> Entries from a dataset of interfaces
= = = =

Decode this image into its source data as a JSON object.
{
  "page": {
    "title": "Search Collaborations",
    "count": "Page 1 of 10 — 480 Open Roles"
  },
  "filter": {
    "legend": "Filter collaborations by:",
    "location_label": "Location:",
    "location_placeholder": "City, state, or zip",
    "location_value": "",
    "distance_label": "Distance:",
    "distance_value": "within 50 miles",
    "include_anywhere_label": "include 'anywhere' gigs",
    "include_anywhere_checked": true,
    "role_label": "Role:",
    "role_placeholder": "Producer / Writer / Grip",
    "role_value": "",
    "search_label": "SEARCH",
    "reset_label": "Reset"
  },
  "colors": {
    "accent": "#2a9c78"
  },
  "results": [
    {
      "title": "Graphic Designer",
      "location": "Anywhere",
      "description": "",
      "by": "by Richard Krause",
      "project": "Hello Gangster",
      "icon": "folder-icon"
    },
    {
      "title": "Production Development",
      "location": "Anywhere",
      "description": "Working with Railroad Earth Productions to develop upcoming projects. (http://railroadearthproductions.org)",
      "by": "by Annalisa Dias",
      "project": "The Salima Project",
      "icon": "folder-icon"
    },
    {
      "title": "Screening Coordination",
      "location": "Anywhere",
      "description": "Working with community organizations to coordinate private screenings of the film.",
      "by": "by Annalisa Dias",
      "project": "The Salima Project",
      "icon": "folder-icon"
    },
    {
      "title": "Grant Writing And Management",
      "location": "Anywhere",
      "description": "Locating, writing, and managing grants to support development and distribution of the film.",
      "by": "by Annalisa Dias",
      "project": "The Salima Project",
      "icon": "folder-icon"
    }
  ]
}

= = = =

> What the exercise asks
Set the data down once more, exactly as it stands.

> Task result
Decode this image into its source data as a JSON object.
{
  "page": {
    "title": "Search Collaborations",
    "count": "Page 1 of 10 — 480 Open Roles"
  },
  "filter": {
    "legend": "Filter collaborations by:",
    "location_label": "Location:",
    "location_placeholder": "City, state, or zip",
    "location_value": "",
    "distance_label": "Distance:",
    "distance_value": "within 50 miles",
    "include_anywhere_label": "include 'anywhere' gigs",
    "include_anywhere_checked": true,
    "role_label": "Role:",
    "role_placeholder": "Producer / Writer / Grip",
    "role_value": "",
    "search_label": "SEARCH",
    "reset_label": "Reset"
  },
  "colors": {
    "accent": "#2a9c78"
  },
  "results": [
    {
      "title": "Graphic Designer",
      "location": "Anywhere",
      "description": "",
      "by": "by Richard Krause",
      "project": "Hello Gangster",
      "icon": "folder-icon"
    },
    {
      "title": "Production Development",
      "location": "Anywhere",
      "description": "Working with Railroad Earth Productions to develop upcoming projects. (http://railroadearthproductions.org)",
      "by": "by Annalisa Dias",
      "project": "The Salima Project",
      "icon": "folder-icon"
    },
    {
      "title": "Screening Coordination",
      "location": "Anywhere",
      "description": "Working with community organizations to coordinate private screenings of the film.",
      "by": "by Annalisa Dias",
      "project": "The Salima Project",
      "icon": "folder-icon"
    },
    {
      "title": "Grant Writing And Management",
      "location": "Anywhere",
      "description": "Locating, writing, and managing grants to support development and distribution of the film.",
      "by": "by Annalisa Dias",
      "project": "The Salima Project",
      "icon": "folder-icon"
    }
  ]
}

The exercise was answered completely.